His workload increasing while his colleagues looked for work, Baxter’s friends and family were proud of his endurance. Yet, he felt that he could endure no more. A lifetime sufferer of stress, diagnosed at age 20 with an anxiety disorder, Baxter was now having panic attacks daily. He feared that he could not sustain the stress of his job. His was no longer a rewarding career.
In past years, Baxter managed to keep his anxiety problem to himself and had coped fairly well. Because of his involvement in Human Resources, he knew enough to consult a psychologist through his employer’s group benefits plan. Each year he had used his allotted number of free counselling sessions.
This year, he had reached the limit and still felt needy. Just thinking about applying for insurance benefits for further relief caused him lost sleep. He was not coping.
Baxter’s family doctor knew about his anxiety problem and, after assessing his worsened condition, wrote a letter supporting his application for disability insurance benefits. The doctor’s letter stated that the pre-existing condition of the anxiety disorder, compounded by recent workplace stress with no relief in sight, amounted to a disabling condition.
The insurance company flatly denied disability benefits. The denial letter said that workplace stress is not covered and that Mr. Kerr ought to continue coping as he had done before.
Struggling to go to work every day, this denial of benefits emboldened him. He became so determined to convince the insurer of his need for relief that, after discussing it with close friends, he contacted Share Lawyers.
Was workplace stress enough to claim a disability? Would it be enough if he could prove his history with an anxiety disorder? What evidence would be necessary to prove that workplace stress was disabling him?
When Share Lawyers accepted his case, the fight for entitlement began with amassing evidence. Records from new assessments would complement notes from his family doctor and from the psychologist he had seen. With these would go statements about the increased demands on him and the anxiety-inducing effects of his peers losing their jobs. The case would go through an extensive discovery process.

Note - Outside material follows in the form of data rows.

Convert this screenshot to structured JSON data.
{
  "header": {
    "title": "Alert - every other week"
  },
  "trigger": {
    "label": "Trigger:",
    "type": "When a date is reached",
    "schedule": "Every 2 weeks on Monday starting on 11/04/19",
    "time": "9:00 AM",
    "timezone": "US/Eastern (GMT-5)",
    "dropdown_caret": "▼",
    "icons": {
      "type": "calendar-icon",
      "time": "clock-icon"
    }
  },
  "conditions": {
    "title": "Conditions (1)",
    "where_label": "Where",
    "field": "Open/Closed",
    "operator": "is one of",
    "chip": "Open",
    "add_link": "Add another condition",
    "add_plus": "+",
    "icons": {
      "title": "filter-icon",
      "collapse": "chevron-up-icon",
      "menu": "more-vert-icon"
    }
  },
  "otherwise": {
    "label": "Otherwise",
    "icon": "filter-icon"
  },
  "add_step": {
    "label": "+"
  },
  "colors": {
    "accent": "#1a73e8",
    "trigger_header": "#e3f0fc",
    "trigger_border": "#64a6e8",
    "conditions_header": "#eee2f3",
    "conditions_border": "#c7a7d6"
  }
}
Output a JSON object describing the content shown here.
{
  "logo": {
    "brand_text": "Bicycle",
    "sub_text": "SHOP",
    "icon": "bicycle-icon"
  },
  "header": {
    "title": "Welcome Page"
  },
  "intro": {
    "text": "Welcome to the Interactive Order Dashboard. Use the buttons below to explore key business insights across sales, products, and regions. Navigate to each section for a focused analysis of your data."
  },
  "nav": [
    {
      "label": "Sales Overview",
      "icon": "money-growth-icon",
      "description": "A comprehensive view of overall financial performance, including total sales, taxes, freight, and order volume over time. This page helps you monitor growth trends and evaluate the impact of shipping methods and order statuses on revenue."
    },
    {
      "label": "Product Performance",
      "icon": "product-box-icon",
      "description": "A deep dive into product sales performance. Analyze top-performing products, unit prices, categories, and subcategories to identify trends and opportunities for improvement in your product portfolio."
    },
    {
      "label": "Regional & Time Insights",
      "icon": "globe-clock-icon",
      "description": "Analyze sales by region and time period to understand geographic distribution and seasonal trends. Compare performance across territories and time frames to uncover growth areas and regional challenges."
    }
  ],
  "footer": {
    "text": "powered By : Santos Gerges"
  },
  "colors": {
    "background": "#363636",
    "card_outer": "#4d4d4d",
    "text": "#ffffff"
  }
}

When the insurer argued that Baxter had been coping for years and that workplace stress should not disable him all of a sudden, Share Lawyers countered with considerable evidence that he had indeed been brought past a reasonable limit and could not continue so disabled. Though mediation failed to resolve it, when the matter proceeded to pre-trial before an Ontario Superior Court Judge, the insurer finally agreed to pay a substantial settlement.

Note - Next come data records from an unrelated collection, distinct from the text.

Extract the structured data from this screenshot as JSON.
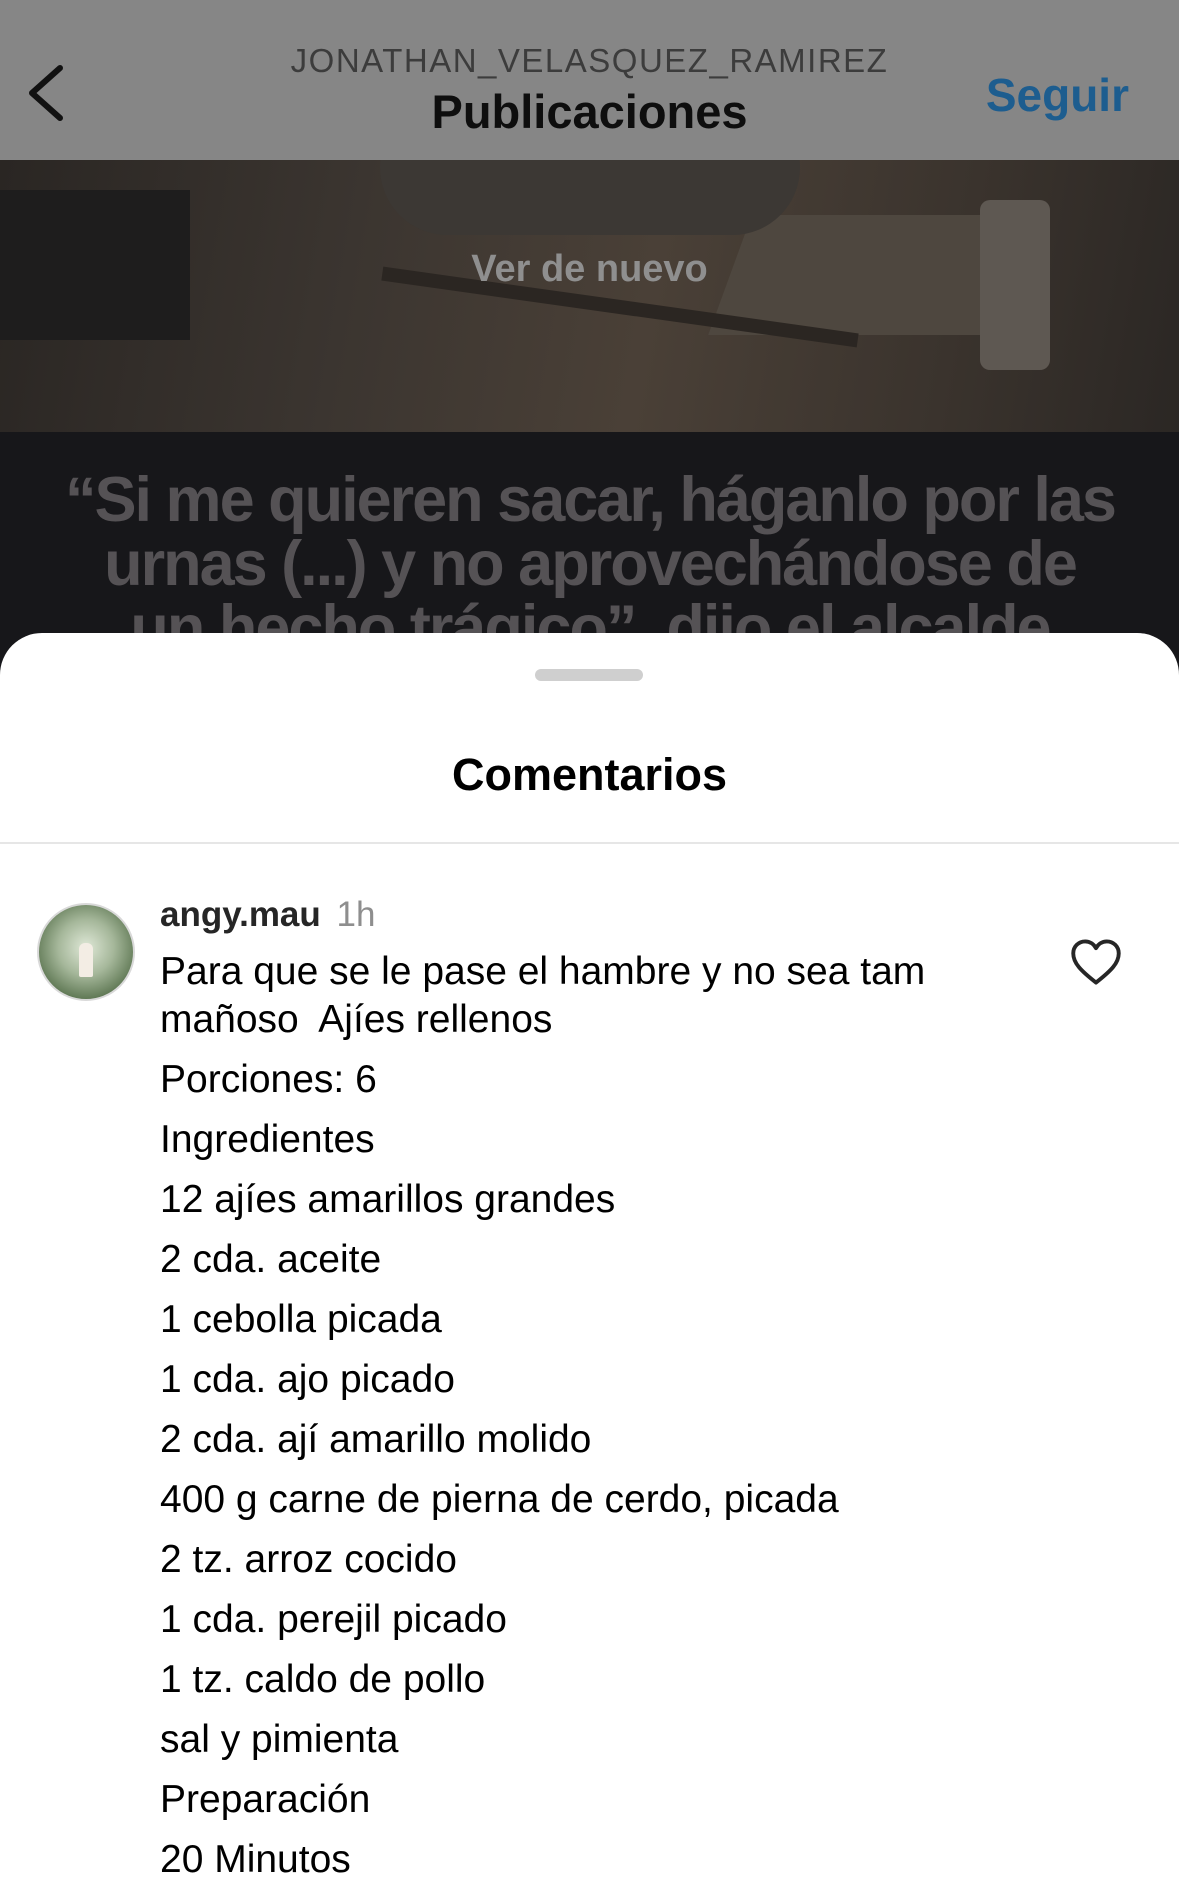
{
  "header": {
    "username": "JONATHAN_VELASQUEZ_RAMIREZ",
    "title": "Publicaciones",
    "follow_label": "Seguir",
    "back_icon": "chevron-left-icon"
  },
  "post": {
    "replay_label": "Ver de nuevo",
    "quote_text": "“Si me quieren sacar, háganlo por las urnas (...) y no aprovechándose de un hecho trágico”, dijo el alcalde"
  },
  "comments_sheet": {
    "title": "Comentarios",
    "comment": {
      "username": "angy.mau",
      "time": "1h",
      "like_icon": "heart-outline-icon",
      "lines": [
        "Para que se le pase el hambre y no sea tam mañoso  Ajíes rellenos",
        "Porciones: 6",
        "Ingredientes",
        "12 ajíes amarillos grandes",
        "2 cda. aceite",
        "1 cebolla picada",
        "1 cda. ajo picado",
        "2 cda. ají amarillo molido",
        "400 g carne de pierna de cerdo, picada",
        "2 tz. arroz cocido",
        "1 cda. perejil picado",
        "1 tz. caldo de pollo",
        "sal y pimienta",
        "Preparación",
        "20 Minutos"
      ]
    }
  },
  "colors": {
    "follow": "#1d5d8f",
    "overlay_header": "#868686",
    "sheet_background": "#ffffff"
  }
}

*Names have been fictionalized to protect the privacy of our clients.